Requirement | The records that follow should be retyped word for word.

Excerpted records |

--- --- ---

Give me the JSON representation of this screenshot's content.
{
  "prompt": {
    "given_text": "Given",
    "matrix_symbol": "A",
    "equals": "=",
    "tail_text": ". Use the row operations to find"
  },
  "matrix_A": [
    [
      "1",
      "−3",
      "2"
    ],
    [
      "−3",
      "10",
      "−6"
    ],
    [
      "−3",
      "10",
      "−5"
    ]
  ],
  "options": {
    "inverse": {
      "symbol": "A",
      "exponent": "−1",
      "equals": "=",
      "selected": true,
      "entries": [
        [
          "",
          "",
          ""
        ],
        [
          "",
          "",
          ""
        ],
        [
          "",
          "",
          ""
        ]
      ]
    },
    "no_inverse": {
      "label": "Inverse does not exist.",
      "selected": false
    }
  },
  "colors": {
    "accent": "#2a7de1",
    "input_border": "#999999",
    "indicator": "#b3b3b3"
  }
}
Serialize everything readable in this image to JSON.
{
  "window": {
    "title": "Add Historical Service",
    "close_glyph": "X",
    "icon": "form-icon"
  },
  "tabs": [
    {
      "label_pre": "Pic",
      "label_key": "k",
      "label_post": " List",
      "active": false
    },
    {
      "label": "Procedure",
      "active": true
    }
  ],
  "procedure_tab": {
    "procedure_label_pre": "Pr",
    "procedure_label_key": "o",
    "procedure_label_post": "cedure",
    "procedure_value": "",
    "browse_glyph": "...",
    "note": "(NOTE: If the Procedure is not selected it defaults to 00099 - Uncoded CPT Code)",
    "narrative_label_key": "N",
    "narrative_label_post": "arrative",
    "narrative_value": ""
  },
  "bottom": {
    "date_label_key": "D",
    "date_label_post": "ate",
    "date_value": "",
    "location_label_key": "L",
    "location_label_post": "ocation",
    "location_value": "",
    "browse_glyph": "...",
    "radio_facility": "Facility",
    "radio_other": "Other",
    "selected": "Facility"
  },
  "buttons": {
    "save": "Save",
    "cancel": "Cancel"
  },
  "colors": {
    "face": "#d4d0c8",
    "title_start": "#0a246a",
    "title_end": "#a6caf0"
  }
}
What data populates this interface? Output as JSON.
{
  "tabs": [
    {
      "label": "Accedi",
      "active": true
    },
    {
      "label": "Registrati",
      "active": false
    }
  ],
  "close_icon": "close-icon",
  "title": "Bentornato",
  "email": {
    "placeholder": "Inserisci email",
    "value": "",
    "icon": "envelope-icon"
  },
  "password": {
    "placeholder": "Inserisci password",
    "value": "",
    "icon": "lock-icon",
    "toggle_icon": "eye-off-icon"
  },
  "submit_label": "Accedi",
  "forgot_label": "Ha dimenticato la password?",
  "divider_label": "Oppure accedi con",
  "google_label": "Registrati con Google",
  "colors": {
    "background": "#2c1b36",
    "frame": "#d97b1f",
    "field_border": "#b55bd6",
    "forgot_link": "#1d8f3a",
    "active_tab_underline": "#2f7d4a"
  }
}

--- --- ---

Task result |
Give me the JSON representation of this screenshot's content.
{
  "prompt": {
    "given_text": "Given",
    "matrix_symbol": "A",
    "equals": "=",
    "tail_text": ". Use the row operations to find"
  },
  "matrix_A": [
    [
      "1",
      "−3",
      "2"
    ],
    [
      "−3",
      "10",
      "−6"
    ],
    [
      "−3",
      "10",
      "−5"
    ]
  ],
  "options": {
    "inverse": {
      "symbol": "A",
      "exponent": "−1",
      "equals": "=",
      "selected": true,
      "entries": [
        [
          "",
          "",
          ""
        ],
        [
          "",
          "",
          ""
        ],
        [
          "",
          "",
          ""
        ]
      ]
    },
    "no_inverse": {
      "label": "Inverse does not exist.",
      "selected": false
    }
  },
  "colors": {
    "accent": "#2a7de1",
    "input_border": "#999999",
    "indicator": "#b3b3b3"
  }
}
Serialize everything readable in this image to JSON.
{
  "window": {
    "title": "Add Historical Service",
    "close_glyph": "X",
    "icon": "form-icon"
  },
  "tabs": [
    {
      "label_pre": "Pic",
      "label_key": "k",
      "label_post": " List",
      "active": false
    },
    {
      "label": "Procedure",
      "active": true
    }
  ],
  "procedure_tab": {
    "procedure_label_pre": "Pr",
    "procedure_label_key": "o",
    "procedure_label_post": "cedure",
    "procedure_value": "",
    "browse_glyph": "...",
    "note": "(NOTE: If the Procedure is not selected it defaults to 00099 - Uncoded CPT Code)",
    "narrative_label_key": "N",
    "narrative_label_post": "arrative",
    "narrative_value": ""
  },
  "bottom": {
    "date_label_key": "D",
    "date_label_post": "ate",
    "date_value": "",
    "location_label_key": "L",
    "location_label_post": "ocation",
    "location_value": "",
    "browse_glyph": "...",
    "radio_facility": "Facility",
    "radio_other": "Other",
    "selected": "Facility"
  },
  "buttons": {
    "save": "Save",
    "cancel": "Cancel"
  },
  "colors": {
    "face": "#d4d0c8",
    "title_start": "#0a246a",
    "title_end": "#a6caf0"
  }
}
What data populates this interface? Output as JSON.
{
  "tabs": [
    {
      "label": "Accedi",
      "active": true
    },
    {
      "label": "Registrati",
      "active": false
    }
  ],
  "close_icon": "close-icon",
  "title": "Bentornato",
  "email": {
    "placeholder": "Inserisci email",
    "value": "",
    "icon": "envelope-icon"
  },
  "password": {
    "placeholder": "Inserisci password",
    "value": "",
    "icon": "lock-icon",
    "toggle_icon": "eye-off-icon"
  },
  "submit_label": "Accedi",
  "forgot_label": "Ha dimenticato la password?",
  "divider_label": "Oppure accedi con",
  "google_label": "Registrati con Google",
  "colors": {
    "background": "#2c1b36",
    "frame": "#d97b1f",
    "field_border": "#b55bd6",
    "forgot_link": "#1d8f3a",
    "active_tab_underline": "#2f7d4a"
  }
}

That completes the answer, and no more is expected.